Task directions
If a line in the data contains "duration", copy it out.

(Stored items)

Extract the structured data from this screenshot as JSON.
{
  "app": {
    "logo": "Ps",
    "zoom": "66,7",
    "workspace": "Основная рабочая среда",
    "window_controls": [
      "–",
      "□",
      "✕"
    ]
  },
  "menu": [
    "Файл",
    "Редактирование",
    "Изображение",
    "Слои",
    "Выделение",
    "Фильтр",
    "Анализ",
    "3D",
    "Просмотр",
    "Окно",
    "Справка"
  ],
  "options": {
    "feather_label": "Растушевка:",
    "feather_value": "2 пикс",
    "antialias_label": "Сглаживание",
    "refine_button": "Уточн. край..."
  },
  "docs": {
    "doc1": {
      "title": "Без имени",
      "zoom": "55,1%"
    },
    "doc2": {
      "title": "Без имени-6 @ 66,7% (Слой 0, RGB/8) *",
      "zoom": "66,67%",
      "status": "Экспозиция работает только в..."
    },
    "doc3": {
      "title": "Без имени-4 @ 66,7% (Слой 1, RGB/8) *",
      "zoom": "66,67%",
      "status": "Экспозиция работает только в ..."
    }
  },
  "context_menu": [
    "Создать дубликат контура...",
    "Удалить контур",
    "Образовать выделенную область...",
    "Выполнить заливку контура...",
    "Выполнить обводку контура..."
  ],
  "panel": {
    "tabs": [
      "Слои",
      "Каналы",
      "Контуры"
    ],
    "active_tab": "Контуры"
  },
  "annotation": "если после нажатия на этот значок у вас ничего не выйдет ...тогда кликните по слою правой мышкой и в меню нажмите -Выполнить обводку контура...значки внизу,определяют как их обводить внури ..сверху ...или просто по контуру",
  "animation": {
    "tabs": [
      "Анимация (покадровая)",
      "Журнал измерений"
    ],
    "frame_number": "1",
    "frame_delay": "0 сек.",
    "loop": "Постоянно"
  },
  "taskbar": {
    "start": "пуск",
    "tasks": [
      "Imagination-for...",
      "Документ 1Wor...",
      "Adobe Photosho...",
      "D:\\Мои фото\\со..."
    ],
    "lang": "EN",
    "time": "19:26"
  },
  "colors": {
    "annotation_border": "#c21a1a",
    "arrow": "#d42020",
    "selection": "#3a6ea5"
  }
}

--

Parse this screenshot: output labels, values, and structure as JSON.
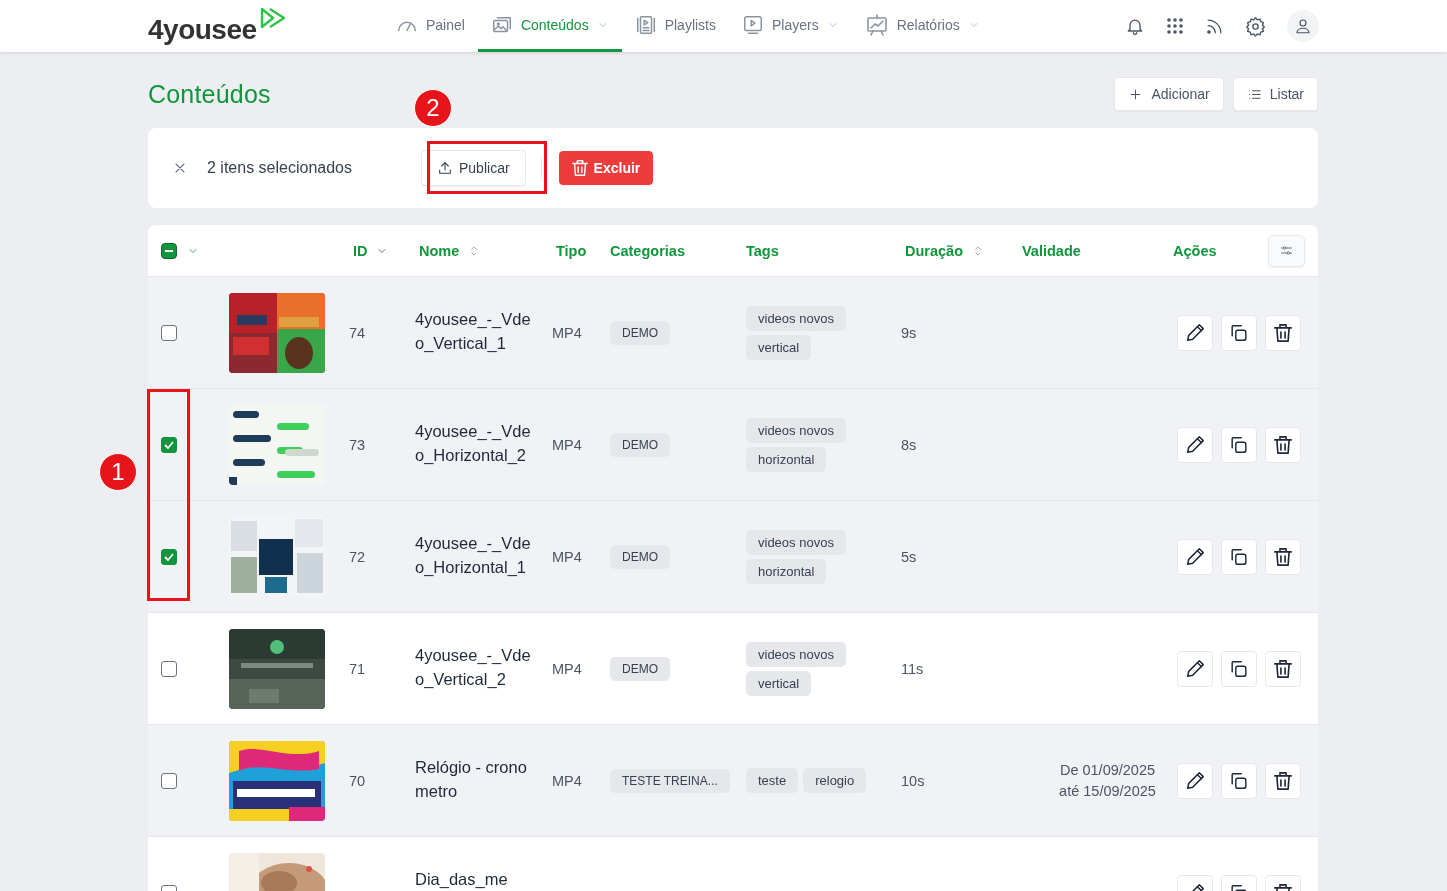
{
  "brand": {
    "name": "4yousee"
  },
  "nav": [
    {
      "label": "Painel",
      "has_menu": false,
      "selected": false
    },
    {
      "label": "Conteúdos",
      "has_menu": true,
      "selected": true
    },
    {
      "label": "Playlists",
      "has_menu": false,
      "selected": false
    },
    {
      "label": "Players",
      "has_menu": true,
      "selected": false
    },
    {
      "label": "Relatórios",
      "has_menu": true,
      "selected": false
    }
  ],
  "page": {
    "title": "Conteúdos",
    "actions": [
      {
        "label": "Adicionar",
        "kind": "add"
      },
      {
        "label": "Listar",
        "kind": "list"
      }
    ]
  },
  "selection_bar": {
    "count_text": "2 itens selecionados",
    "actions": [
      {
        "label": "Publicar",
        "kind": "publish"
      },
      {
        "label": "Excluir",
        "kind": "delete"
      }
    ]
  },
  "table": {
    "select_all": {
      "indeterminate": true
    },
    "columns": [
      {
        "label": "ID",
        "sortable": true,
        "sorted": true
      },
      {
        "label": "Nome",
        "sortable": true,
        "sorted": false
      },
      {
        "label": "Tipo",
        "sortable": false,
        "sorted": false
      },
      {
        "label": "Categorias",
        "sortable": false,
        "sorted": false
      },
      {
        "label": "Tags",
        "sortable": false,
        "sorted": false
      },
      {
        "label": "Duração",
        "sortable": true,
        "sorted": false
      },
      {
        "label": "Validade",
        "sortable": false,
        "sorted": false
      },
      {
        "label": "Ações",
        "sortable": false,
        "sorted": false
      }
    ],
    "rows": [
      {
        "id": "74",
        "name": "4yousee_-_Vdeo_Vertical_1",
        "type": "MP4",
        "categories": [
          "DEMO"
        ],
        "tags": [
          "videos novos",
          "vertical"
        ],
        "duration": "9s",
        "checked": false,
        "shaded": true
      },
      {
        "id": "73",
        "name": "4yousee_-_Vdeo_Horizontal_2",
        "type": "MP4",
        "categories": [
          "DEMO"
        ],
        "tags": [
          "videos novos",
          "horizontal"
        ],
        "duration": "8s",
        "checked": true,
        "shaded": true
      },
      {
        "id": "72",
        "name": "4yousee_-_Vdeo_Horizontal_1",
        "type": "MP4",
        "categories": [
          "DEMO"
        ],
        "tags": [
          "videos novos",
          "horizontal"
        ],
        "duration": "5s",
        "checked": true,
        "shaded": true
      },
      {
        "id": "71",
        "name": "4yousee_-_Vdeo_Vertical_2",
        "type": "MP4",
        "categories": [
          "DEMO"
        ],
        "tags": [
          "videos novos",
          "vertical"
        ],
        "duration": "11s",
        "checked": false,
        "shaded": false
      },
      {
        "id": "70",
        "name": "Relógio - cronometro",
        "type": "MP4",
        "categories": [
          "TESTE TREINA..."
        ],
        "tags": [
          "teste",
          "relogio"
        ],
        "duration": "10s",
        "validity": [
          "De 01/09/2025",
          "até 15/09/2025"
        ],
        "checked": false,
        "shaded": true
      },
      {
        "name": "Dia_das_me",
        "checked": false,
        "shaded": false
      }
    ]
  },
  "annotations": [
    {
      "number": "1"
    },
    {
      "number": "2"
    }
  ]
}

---

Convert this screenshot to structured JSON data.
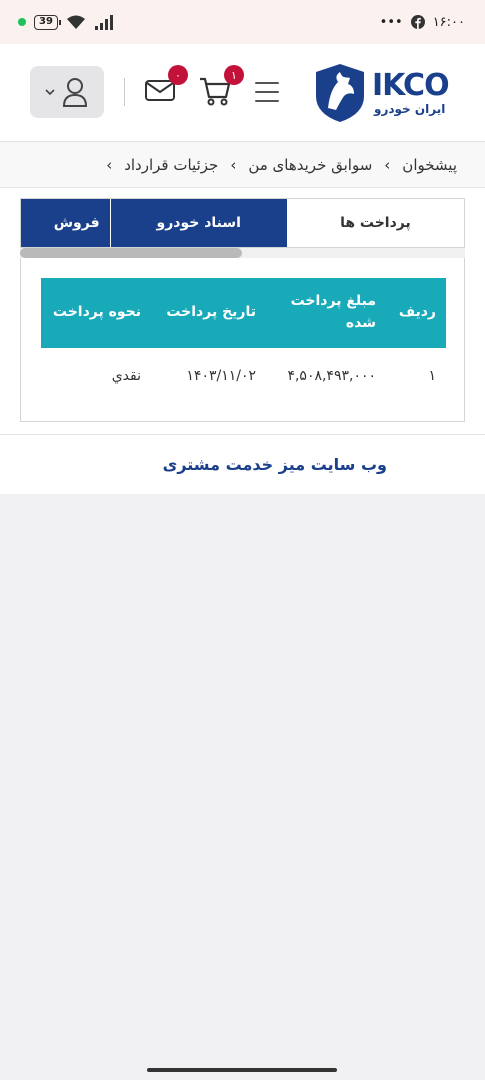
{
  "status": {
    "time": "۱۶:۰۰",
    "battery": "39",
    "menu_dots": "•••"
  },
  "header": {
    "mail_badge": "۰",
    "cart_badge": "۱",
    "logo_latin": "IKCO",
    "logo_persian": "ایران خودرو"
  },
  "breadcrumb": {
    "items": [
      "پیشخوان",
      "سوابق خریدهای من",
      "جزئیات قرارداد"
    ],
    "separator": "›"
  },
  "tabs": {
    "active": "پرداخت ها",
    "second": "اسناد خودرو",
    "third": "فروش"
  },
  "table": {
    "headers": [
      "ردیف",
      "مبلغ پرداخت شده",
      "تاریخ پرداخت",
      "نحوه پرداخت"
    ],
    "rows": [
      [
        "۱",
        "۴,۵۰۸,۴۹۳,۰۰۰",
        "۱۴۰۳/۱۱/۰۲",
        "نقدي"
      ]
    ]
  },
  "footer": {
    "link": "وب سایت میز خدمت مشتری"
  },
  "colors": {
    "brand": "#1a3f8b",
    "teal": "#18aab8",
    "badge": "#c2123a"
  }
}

Expected answer
        "duration": "9s",
        "duration": "8s",
        "duration": "5s",
        "duration": "11s",
        "duration": "10s",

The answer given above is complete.